  • Susan Beausang

    April 4, 2012

    Hello Nancy,

    I guess good minds surely do think alike. We were probably typing our blogs on this important topic at the very same time.

    I believe I read a stat that said something like 20% of our genes are already patented. Right or wrong (the stat, or my memory of it), I think these gene patents extend to far more than BRCA genes, so like you said, we should all be up in arms. And yet I must admit, the only reason I’m aware is because there is so much breast cancer in my family and we learned we have the BRCA2 mutation. Were that not the case, would I be reading up on this? Maybe, but probably not.

    I recently had a conversation with a geneticist from UW Madison. She told me that in most of the research grants her lab gets, it is stipulated that they have to patent their discoveries as a requirement of the grants, be they corporate or govt grants. She also commented that among researchers, they don’t take most of those patents very seriously as scientists just work around them. Interesting perspective.

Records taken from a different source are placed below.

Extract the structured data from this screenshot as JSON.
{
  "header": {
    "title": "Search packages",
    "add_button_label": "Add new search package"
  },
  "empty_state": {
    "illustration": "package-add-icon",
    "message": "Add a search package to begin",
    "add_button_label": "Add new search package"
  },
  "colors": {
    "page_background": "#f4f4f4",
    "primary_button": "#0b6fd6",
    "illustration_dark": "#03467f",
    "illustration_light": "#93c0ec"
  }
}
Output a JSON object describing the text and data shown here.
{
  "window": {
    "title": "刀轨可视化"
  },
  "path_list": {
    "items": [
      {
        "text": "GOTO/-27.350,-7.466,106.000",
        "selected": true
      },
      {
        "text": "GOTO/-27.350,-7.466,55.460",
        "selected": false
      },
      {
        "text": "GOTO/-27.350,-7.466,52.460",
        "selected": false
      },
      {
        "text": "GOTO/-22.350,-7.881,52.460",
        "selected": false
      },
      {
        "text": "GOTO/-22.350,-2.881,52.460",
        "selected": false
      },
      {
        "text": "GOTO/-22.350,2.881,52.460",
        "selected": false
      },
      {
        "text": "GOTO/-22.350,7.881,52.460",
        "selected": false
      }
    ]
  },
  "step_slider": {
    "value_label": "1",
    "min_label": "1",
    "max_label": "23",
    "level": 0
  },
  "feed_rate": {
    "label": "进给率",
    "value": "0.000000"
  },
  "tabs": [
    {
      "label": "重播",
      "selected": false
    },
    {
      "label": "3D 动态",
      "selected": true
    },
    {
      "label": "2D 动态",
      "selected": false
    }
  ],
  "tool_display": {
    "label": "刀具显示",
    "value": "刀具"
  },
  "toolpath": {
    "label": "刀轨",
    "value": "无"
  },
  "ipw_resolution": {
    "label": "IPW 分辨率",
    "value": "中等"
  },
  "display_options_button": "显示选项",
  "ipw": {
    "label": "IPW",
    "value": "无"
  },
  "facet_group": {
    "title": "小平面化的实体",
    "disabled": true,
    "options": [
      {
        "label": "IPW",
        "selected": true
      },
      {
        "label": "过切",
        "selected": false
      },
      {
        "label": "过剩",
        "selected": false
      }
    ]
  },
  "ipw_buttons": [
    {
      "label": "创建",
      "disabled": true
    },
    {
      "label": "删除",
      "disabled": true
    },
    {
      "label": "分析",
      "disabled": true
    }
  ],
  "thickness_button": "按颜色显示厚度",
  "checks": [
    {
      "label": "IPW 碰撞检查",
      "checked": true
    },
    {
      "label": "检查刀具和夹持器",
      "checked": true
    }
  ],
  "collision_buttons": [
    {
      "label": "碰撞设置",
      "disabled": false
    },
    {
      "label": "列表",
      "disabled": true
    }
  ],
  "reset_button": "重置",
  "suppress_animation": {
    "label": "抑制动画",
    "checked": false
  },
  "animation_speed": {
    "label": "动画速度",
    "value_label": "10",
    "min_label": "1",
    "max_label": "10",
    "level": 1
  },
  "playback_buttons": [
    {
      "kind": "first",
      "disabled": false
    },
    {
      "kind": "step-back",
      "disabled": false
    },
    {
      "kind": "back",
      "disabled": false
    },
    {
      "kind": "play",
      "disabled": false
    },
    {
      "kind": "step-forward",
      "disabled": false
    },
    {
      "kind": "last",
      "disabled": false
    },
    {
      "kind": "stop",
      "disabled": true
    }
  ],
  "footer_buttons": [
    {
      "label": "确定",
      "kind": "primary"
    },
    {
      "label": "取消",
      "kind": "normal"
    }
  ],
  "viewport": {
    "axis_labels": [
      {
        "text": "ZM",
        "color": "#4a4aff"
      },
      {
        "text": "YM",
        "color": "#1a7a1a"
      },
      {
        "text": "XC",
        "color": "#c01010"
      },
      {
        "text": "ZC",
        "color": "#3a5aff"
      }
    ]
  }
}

    Thanks for raising awareness about this!
    Susan

    • Nancy

      April 4, 2012

      Susan, I bet we were typing away at the same time! I’ve read that too about other human genes being patented already. Still, that doesn’t make it right. We are setting precedents here that are going to matter to more and more people down the road. That was an interesting conversation you had with the geneticist. Sadly, researchers and huge companies such as Myriad, don’t necessarily think the same way about sharing. Thank you for raising awareness as well, Susan.

Leave a comment


Name

Email(will not be published)

Website

Your comment